A forthcoming report by staff at the Legislative Finance Committee found violent crime clearance rates — or the rate at which crimes are closed, generally through arrest — fell 25 percent during the same period.
“Our staff went through 10 years of data from the FBI to look at violent crime rate trends and clearance rate trends, and we found that since 2011, we’ve seen an overall increase in the violent crime rate,” Jon Courtney, the committee’s deputy director for program evaluators, said Tuesday. “But it seems that the violent crime clearance rate … has been trending downwards.”

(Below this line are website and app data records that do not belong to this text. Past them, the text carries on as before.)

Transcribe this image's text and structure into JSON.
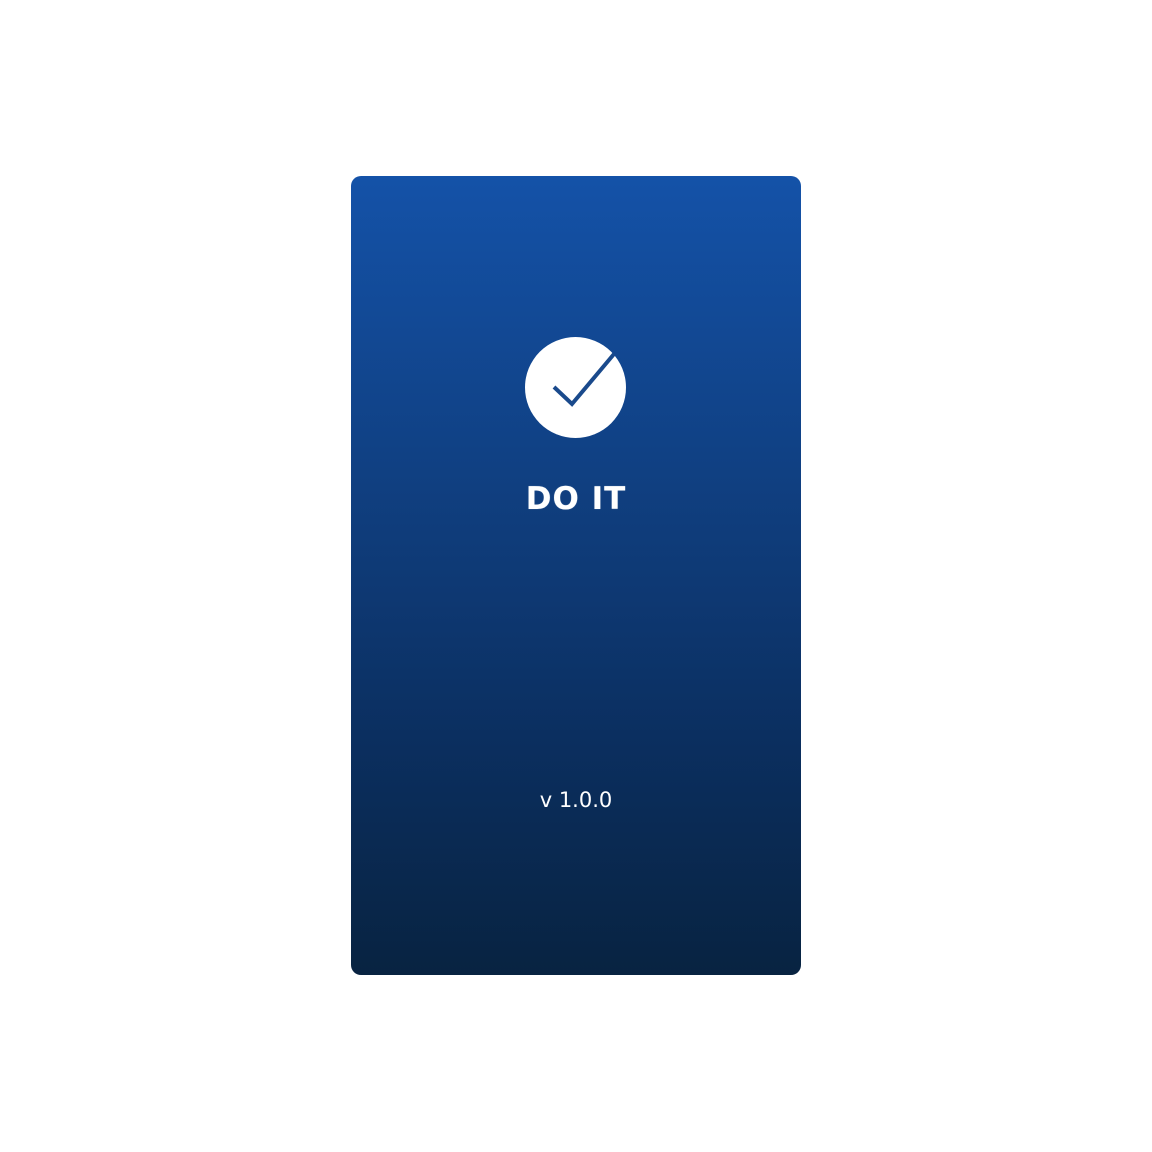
{
  "splash": {
    "app_name": "DO IT",
    "version": "v 1.0.0",
    "logo_icon": "checkmark-circle-icon"
  },
  "colors": {
    "page_background": "#ffffff",
    "gradient_top": "#1452a8",
    "gradient_bottom": "#082341",
    "logo_background": "#ffffff",
    "checkmark": "#1a4a8c",
    "text": "#ffffff"
  }
}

An offense has been “cleared” when at least one person has been arrested, charged or turned over to the courts for prosecution, according to a 2018 report by the Legislative Finance Committee.
“In that 2018 report, we identify swiftness and certainty and addressing root causes of crime as key for crime reduction,” Courtney said.
The committee is working on a progress report for the 2018 evaluation, which focused on the criminal justice system in Bernalillo County and also found declining clearance rates.
The cause of falling clearance rates is “a question that we still need to figure out,” Courtney said. “We’re currently looking into that [as part of the progress report] and hopefully should have some more insight into why that might be happening come January.”
The state’s violent crime rate eclipsed the clearance rate in 2015, according to the recent analysis.
“Falling violent crime case clearance rates … suggest the state is failing to create the certainty of arrest that research shows is a significant deterrent to crime,” the Legislative Finance Committee wrote in its December newsletter, released Tuesday. “Research suggests more officers deployed in a way that creates the perception the risk of arrest is high helps deter crime.”
But New Mexico has struggled to put more officers on the streets.
“During the period of crime growth between 2014 and 2018, the number of law enforcement officers in New Mexico municipal police departments, county sheriffs’ offices, and state police was essentially stagnant,” the newsletter states.
The report comes as Gov. Michelle Lujan Grisham plans to push for $100 million in funding during the 30-day legislative session that begins in January to hire an additional 1,000 new law enforcement officers statewide. Lujan Grisham, whose critics have tried to portray her as soft on crime as she seeks reelection next year, said recently she plans to “lean in” during the session on statewide initiatives that affect public safety.
Her public safety secretary, Jason Bowie, said addressing New Mexico’s crime is a major priority.
“We share the concerns of the LFC and New Mexicans at large over the rising violent crime rate, which is unfortunately being seen nationwide,” Bowie said in a statement. He was appointed secretary-designate of the state Department of Public Safety in July.
“Improving public safety for New Mexicans is our mission,” Bowie added, “and the governor and state agencies are working together with law enforcement and criminal justice communities to develop a legislative package to address the staffing shortages referenced during the upcoming legislative session.”